*** SUPPLIED MATERIAL ***
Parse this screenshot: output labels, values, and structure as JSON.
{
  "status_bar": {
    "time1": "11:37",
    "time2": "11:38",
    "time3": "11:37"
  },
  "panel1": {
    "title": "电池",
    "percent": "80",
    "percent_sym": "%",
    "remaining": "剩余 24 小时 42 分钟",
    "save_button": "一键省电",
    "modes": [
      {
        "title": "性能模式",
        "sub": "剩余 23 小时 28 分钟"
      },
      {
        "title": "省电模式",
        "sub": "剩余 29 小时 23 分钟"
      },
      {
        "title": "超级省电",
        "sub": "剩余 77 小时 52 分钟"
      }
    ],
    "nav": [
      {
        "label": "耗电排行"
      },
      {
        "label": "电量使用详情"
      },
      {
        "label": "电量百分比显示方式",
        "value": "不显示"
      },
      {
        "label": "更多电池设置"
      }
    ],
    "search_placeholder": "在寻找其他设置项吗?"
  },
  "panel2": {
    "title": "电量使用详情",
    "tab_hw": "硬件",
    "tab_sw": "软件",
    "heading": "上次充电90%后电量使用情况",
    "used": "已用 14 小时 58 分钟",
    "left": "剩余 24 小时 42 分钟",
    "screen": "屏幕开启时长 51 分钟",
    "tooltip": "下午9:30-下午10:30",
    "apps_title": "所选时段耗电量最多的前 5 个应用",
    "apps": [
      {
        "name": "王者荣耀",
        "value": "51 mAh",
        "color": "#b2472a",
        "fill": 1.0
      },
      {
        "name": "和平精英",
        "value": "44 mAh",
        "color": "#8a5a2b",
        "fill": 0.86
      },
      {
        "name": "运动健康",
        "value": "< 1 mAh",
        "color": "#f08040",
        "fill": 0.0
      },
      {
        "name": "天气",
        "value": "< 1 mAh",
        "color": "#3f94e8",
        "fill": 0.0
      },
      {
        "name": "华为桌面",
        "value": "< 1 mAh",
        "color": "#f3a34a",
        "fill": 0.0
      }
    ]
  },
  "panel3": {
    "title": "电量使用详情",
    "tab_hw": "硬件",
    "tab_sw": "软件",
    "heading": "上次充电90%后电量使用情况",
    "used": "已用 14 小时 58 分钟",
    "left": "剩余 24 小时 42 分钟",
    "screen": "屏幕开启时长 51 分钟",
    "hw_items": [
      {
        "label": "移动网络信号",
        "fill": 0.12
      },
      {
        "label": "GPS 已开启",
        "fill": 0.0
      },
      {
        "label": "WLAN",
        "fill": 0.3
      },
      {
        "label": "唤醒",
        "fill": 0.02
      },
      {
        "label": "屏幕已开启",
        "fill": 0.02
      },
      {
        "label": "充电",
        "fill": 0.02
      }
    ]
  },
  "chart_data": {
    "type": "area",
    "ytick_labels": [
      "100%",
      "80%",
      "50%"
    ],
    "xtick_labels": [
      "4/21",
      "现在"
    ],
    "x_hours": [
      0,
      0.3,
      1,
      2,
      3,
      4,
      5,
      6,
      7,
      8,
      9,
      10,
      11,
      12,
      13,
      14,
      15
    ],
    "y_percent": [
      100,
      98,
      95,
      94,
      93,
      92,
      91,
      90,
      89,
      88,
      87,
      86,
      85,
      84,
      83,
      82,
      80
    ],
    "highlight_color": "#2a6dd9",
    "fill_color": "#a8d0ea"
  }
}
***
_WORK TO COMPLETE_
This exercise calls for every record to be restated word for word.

_RESULT_
Parse this screenshot: output labels, values, and structure as JSON.
{
  "status_bar": {
    "time1": "11:37",
    "time2": "11:38",
    "time3": "11:37"
  },
  "panel1": {
    "title": "电池",
    "percent": "80",
    "percent_sym": "%",
    "remaining": "剩余 24 小时 42 分钟",
    "save_button": "一键省电",
    "modes": [
      {
        "title": "性能模式",
        "sub": "剩余 23 小时 28 分钟"
      },
      {
        "title": "省电模式",
        "sub": "剩余 29 小时 23 分钟"
      },
      {
        "title": "超级省电",
        "sub": "剩余 77 小时 52 分钟"
      }
    ],
    "nav": [
      {
        "label": "耗电排行"
      },
      {
        "label": "电量使用详情"
      },
      {
        "label": "电量百分比显示方式",
        "value": "不显示"
      },
      {
        "label": "更多电池设置"
      }
    ],
    "search_placeholder": "在寻找其他设置项吗?"
  },
  "panel2": {
    "title": "电量使用详情",
    "tab_hw": "硬件",
    "tab_sw": "软件",
    "heading": "上次充电90%后电量使用情况",
    "used": "已用 14 小时 58 分钟",
    "left": "剩余 24 小时 42 分钟",
    "screen": "屏幕开启时长 51 分钟",
    "tooltip": "下午9:30-下午10:30",
    "apps_title": "所选时段耗电量最多的前 5 个应用",
    "apps": [
      {
        "name": "王者荣耀",
        "value": "51 mAh",
        "color": "#b2472a",
        "fill": 1.0
      },
      {
        "name": "和平精英",
        "value": "44 mAh",
        "color": "#8a5a2b",
        "fill": 0.86
      },
      {
        "name": "运动健康",
        "value": "< 1 mAh",
        "color": "#f08040",
        "fill": 0.0
      },
      {
        "name": "天气",
        "value": "< 1 mAh",
        "color": "#3f94e8",
        "fill": 0.0
      },
      {
        "name": "华为桌面",
        "value": "< 1 mAh",
        "color": "#f3a34a",
        "fill": 0.0
      }
    ]
  },
  "panel3": {
    "title": "电量使用详情",
    "tab_hw": "硬件",
    "tab_sw": "软件",
    "heading": "上次充电90%后电量使用情况",
    "used": "已用 14 小时 58 分钟",
    "left": "剩余 24 小时 42 分钟",
    "screen": "屏幕开启时长 51 分钟",
    "hw_items": [
      {
        "label": "移动网络信号",
        "fill": 0.12
      },
      {
        "label": "GPS 已开启",
        "fill": 0.0
      },
      {
        "label": "WLAN",
        "fill": 0.3
      },
      {
        "label": "唤醒",
        "fill": 0.02
      },
      {
        "label": "屏幕已开启",
        "fill": 0.02
      },
      {
        "label": "充电",
        "fill": 0.02
      }
    ]
  },
  "chart_data": {
    "type": "area",
    "ytick_labels": [
      "100%",
      "80%",
      "50%"
    ],
    "xtick_labels": [
      "4/21",
      "现在"
    ],
    "x_hours": [
      0,
      0.3,
      1,
      2,
      3,
      4,
      5,
      6,
      7,
      8,
      9,
      10,
      11,
      12,
      13,
      14,
      15
    ],
    "y_percent": [
      100,
      98,
      95,
      94,
      93,
      92,
      91,
      90,
      89,
      88,
      87,
      86,
      85,
      84,
      83,
      82,
      80
    ],
    "highlight_color": "#2a6dd9",
    "fill_color": "#a8d0ea"
  }
}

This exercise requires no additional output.